Early in Susan Tepper’s brilliant collection of short fiction, Dear Petrov, her unnamed narrator asks, “Dear Petrov. Can you not take in, just out of range, a lady of wistful yearning. Who, by her own submission, adores you out of reach.” And so begins a mesmerizing and poignant spiritual journey into the heart and soul of a woman whose world has been turned upside down by the man she’s enamored with. We’re not sure if she’s waiting for her lover to come home from war or perhaps if he’s ever coming back. However, that’s not important. Although we the reader are not sure who he is that doesn’t make any difference because Petrov represents all the want in this world; he becomes the embodiment of one’s hopes, fears, desires, loneliness, loves, successes, and failures.
The language is rich and evocative. Open up the book and choose any story and you will be moved by Tepper’s use of language and emotions evoked by the imagery. “I have grown my fingers into claws, in order to shimmy up trees and watch for you,” she writes in “Shimmy” which exudes narrator’s deep-rooted longing for Petrov. “All day I watch for you. I hang by my nails dug into tree bark. The forest is summer tangle, while I’m this cawing bird.” This is brilliant writing.

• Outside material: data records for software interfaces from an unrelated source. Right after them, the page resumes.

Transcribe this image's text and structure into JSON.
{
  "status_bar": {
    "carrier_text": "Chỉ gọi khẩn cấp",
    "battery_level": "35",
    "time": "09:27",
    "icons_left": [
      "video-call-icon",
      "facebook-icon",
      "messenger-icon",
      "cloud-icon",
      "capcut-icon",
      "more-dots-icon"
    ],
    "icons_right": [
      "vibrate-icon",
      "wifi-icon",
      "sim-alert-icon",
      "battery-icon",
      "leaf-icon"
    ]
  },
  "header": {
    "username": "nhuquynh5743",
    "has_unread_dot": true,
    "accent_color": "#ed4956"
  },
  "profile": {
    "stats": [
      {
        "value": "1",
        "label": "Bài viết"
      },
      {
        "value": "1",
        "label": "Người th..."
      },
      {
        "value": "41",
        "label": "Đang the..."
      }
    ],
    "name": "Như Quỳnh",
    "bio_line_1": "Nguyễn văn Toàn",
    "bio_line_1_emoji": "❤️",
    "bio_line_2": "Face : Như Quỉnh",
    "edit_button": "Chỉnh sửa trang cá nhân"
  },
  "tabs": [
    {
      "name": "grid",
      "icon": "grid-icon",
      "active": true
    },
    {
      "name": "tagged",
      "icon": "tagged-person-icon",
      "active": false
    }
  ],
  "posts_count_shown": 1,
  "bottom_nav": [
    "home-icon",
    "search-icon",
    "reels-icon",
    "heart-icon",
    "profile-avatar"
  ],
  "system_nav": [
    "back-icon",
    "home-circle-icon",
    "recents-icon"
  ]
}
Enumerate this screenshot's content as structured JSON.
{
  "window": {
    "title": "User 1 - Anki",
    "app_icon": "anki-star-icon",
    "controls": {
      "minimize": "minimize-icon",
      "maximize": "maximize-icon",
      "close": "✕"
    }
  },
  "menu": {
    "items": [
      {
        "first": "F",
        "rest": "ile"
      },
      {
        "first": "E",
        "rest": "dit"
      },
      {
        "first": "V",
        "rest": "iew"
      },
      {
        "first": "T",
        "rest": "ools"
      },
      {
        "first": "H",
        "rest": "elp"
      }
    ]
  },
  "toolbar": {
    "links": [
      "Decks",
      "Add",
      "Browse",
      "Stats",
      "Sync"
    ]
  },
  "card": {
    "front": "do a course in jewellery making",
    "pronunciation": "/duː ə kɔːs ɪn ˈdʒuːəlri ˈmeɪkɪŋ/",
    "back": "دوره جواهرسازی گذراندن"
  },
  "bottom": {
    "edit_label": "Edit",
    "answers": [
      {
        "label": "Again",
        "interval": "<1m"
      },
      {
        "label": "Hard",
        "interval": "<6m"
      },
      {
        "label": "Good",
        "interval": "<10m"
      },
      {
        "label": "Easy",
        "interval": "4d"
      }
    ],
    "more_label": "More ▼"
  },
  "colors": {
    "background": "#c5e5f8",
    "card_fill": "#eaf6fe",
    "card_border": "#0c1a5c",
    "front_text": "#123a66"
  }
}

We, as the reader, get caught up in the gamut of emotions and imagery from one story to the next.
These are stories to savor and reflect upon over and over again. I haven’t been moved by a collection of stories like these in a very long time. There’s a reason for that. In the end, Dear Petrov speaks for us all.